__Task item__
Every line with the word "this" in it should be extracted from the data that follows.

------ Records to use

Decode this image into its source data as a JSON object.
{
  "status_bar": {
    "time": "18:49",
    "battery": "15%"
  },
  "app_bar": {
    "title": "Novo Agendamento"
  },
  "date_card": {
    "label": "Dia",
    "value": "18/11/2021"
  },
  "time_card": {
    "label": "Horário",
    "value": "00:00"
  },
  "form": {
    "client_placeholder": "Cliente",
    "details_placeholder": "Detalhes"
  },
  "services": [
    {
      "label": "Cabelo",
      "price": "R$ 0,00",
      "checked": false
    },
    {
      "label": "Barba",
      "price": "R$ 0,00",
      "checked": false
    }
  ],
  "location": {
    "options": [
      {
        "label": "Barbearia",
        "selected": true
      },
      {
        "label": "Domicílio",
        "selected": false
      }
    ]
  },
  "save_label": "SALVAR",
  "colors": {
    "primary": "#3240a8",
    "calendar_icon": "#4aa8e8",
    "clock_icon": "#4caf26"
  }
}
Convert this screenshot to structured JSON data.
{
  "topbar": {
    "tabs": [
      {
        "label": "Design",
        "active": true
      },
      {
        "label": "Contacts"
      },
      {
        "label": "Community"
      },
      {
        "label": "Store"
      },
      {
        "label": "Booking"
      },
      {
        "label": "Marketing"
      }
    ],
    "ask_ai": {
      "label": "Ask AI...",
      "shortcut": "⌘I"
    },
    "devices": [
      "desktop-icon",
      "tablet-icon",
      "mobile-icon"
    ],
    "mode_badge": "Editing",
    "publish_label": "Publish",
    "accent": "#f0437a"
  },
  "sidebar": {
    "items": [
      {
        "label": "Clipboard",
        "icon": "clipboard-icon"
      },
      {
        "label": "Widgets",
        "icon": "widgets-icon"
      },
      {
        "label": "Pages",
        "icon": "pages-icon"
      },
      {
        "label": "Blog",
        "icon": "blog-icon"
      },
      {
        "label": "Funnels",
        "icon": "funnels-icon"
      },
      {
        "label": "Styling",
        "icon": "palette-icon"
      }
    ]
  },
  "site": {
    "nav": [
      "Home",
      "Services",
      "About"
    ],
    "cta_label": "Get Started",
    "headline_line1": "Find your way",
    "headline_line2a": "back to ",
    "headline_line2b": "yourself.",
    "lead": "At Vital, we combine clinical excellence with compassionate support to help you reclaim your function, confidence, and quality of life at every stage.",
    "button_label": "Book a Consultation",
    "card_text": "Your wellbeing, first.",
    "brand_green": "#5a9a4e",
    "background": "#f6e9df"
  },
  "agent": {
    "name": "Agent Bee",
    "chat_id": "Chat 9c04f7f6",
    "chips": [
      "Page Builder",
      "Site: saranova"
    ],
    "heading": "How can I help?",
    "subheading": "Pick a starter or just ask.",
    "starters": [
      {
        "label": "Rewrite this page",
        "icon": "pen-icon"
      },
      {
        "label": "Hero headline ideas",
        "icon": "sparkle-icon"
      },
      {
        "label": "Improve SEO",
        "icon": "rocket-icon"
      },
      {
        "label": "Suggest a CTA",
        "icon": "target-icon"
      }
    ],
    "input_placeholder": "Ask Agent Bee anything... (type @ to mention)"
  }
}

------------
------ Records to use

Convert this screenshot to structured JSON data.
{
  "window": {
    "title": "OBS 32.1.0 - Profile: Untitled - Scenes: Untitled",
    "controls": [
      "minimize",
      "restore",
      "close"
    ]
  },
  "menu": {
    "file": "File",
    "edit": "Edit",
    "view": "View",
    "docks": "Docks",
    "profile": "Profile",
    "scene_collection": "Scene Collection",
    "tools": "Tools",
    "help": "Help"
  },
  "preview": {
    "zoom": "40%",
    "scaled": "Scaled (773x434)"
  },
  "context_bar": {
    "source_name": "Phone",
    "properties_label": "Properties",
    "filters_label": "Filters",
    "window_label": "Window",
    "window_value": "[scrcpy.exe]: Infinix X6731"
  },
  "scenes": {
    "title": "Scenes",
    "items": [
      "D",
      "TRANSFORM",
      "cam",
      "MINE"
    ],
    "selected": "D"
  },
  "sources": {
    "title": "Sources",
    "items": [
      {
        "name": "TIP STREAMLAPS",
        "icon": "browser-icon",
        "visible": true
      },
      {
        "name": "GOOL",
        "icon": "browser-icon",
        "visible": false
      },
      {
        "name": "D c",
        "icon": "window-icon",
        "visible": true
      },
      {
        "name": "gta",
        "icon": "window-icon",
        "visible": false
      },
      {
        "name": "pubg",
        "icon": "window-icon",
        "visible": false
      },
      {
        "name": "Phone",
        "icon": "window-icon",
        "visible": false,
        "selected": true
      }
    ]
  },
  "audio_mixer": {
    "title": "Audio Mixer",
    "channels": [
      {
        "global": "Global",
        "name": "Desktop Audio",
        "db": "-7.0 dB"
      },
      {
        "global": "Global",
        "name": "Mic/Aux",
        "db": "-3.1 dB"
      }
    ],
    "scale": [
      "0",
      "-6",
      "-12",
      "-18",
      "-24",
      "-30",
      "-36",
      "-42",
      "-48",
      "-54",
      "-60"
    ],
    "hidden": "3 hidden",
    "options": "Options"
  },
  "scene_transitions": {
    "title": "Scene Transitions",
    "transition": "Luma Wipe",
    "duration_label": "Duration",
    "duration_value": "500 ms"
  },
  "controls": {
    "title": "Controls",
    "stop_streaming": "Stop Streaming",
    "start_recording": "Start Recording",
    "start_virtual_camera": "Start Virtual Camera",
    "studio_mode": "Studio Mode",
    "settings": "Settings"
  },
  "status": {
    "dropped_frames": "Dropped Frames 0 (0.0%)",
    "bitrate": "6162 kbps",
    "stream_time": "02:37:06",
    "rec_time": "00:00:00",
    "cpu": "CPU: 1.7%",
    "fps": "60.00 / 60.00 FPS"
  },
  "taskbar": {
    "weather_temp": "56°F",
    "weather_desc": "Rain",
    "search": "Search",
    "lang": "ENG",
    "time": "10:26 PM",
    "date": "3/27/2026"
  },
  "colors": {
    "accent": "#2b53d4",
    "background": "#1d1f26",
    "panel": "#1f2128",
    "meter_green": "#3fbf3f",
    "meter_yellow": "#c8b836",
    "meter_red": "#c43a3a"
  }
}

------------
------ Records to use

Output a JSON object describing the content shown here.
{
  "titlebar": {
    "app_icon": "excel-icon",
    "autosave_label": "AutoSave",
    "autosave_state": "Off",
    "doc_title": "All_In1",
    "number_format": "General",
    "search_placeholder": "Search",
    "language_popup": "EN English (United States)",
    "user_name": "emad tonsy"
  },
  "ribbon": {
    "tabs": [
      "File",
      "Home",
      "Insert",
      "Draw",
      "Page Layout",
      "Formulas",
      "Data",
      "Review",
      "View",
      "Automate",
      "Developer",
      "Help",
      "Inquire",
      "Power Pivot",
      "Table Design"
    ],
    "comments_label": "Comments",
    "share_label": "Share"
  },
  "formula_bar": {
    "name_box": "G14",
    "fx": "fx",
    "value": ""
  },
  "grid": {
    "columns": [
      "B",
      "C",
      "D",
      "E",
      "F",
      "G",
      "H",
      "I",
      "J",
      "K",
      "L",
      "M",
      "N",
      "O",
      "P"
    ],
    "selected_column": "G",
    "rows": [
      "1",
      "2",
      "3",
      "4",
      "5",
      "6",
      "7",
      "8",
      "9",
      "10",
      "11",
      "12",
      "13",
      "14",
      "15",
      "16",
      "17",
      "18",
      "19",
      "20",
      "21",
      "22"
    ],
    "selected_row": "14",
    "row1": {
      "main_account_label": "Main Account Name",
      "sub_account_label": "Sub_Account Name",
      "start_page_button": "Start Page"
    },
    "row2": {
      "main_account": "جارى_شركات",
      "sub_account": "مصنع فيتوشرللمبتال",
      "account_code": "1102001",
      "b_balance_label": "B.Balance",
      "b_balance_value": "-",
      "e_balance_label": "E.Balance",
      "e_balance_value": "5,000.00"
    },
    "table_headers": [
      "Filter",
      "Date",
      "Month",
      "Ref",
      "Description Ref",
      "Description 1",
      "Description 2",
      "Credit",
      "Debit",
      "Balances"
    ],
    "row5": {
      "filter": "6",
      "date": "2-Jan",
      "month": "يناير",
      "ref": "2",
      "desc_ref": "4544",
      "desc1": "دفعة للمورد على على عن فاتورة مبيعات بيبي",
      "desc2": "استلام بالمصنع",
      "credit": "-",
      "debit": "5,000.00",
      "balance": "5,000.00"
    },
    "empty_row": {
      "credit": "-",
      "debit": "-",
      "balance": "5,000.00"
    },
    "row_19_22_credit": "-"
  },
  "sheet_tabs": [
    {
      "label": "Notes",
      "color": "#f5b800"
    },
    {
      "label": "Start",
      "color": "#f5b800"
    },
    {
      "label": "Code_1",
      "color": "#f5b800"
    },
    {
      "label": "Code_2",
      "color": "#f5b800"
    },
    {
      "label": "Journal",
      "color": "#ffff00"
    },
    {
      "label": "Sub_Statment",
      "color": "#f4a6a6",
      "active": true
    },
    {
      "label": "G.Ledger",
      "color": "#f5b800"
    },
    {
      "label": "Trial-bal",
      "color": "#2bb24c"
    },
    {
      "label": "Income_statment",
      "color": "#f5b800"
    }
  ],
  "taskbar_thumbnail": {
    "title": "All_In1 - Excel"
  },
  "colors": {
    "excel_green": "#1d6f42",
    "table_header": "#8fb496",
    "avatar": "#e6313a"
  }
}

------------

__Solution to the exercise__
Decode this image into its source data as a JSON object.
Convert this screenshot to structured JSON data.
        "label": "Rewrite this page",
Convert this screenshot to structured JSON data.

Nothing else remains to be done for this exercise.